▶ Assignment
Check each line of the entries. Copy the ones that contain the string "icon".
━━━━━━━━
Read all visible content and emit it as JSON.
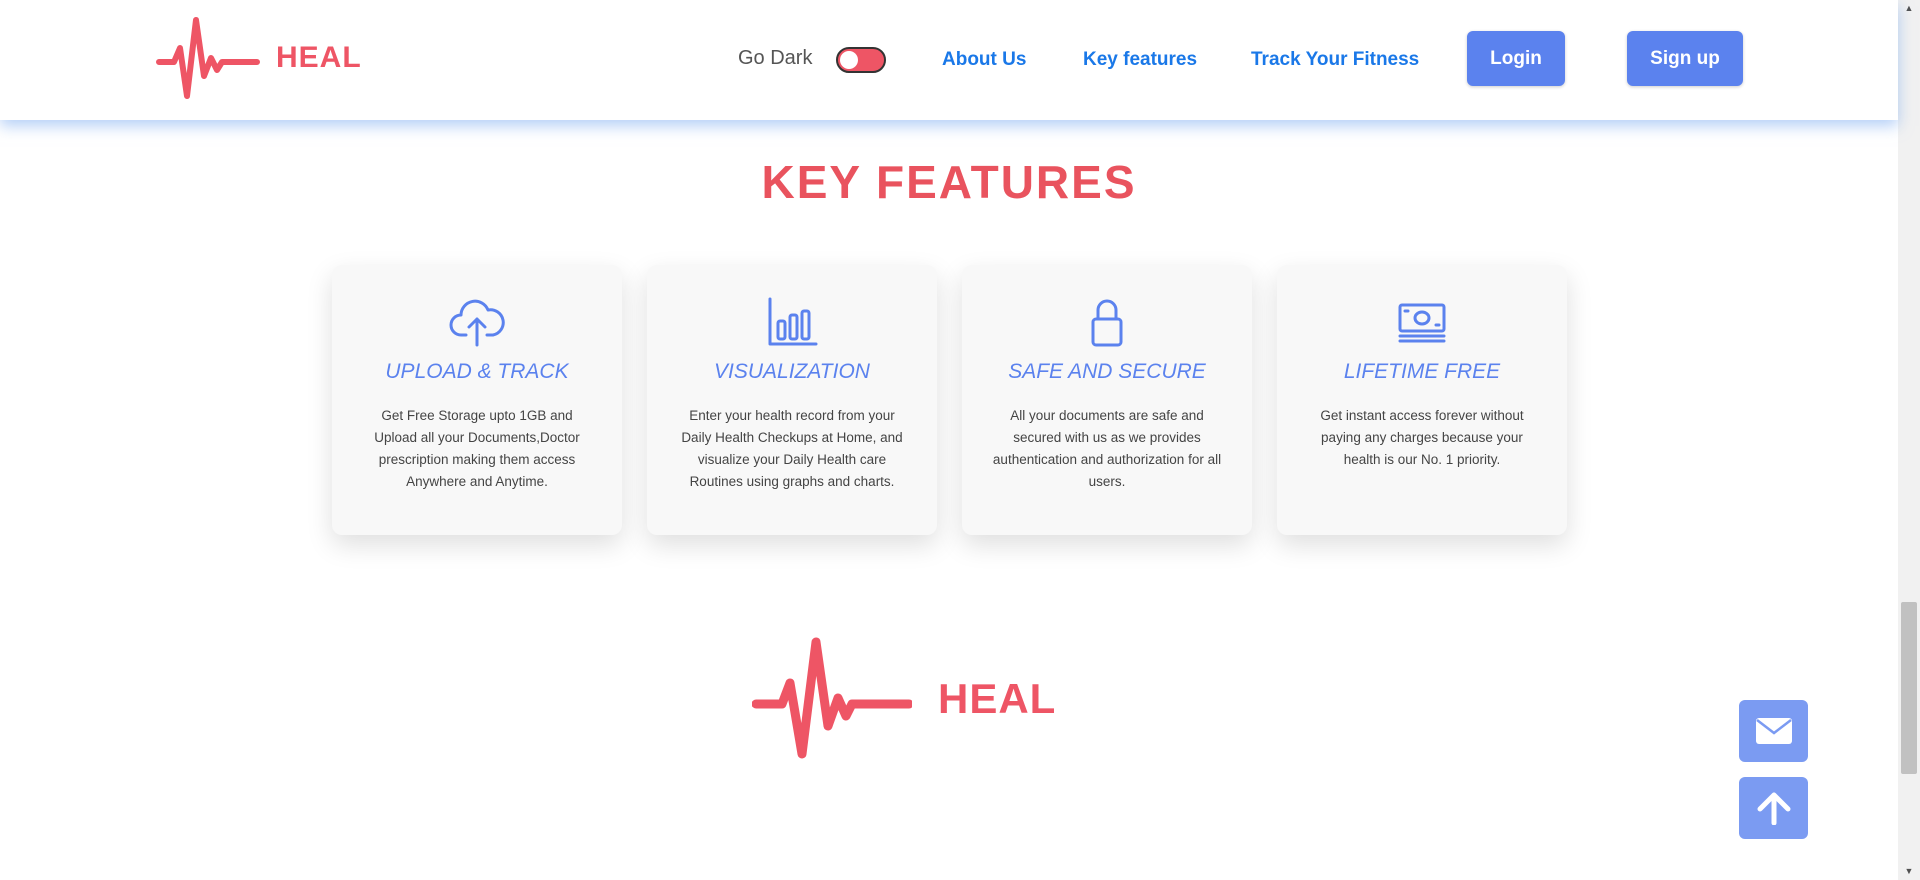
{
  "header": {
    "logo_text": "HEAL",
    "dark_mode_label": "Go Dark",
    "nav": {
      "about": "About Us",
      "features": "Key features",
      "fitness": "Track Your Fitness"
    },
    "login_label": "Login",
    "signup_label": "Sign up"
  },
  "section": {
    "title": "KEY FEATURES",
    "cards": [
      {
        "icon": "cloud-upload-icon",
        "title": "UPLOAD & TRACK",
        "desc": "Get Free Storage upto 1GB and Upload all your Documents,Doctor prescription making them access Anywhere and Anytime."
      },
      {
        "icon": "bar-chart-icon",
        "title": "VISUALIZATION",
        "desc": "Enter your health record from your Daily Health Checkups at Home, and visualize your Daily Health care Routines using graphs and charts."
      },
      {
        "icon": "lock-icon",
        "title": "SAFE AND SECURE",
        "desc": "All your documents are safe and secured with us as we provides authentication and authorization for all users."
      },
      {
        "icon": "money-icon",
        "title": "LIFETIME FREE",
        "desc": "Get instant access forever without paying any charges because your health is our No. 1 priority."
      }
    ]
  },
  "footer": {
    "logo_text": "HEAL"
  },
  "floating": {
    "mail_icon": "mail-icon",
    "up_icon": "arrow-up-icon"
  },
  "colors": {
    "brand": "#ee5565",
    "accent": "#5b82ee",
    "link": "#1a78e8"
  }
}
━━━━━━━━
▶ Task response
        "icon": "cloud-upload-icon",
        "icon": "bar-chart-icon",
        "icon": "lock-icon",
        "icon": "money-icon",
    "mail_icon": "mail-icon",
    "up_icon": "arrow-up-icon"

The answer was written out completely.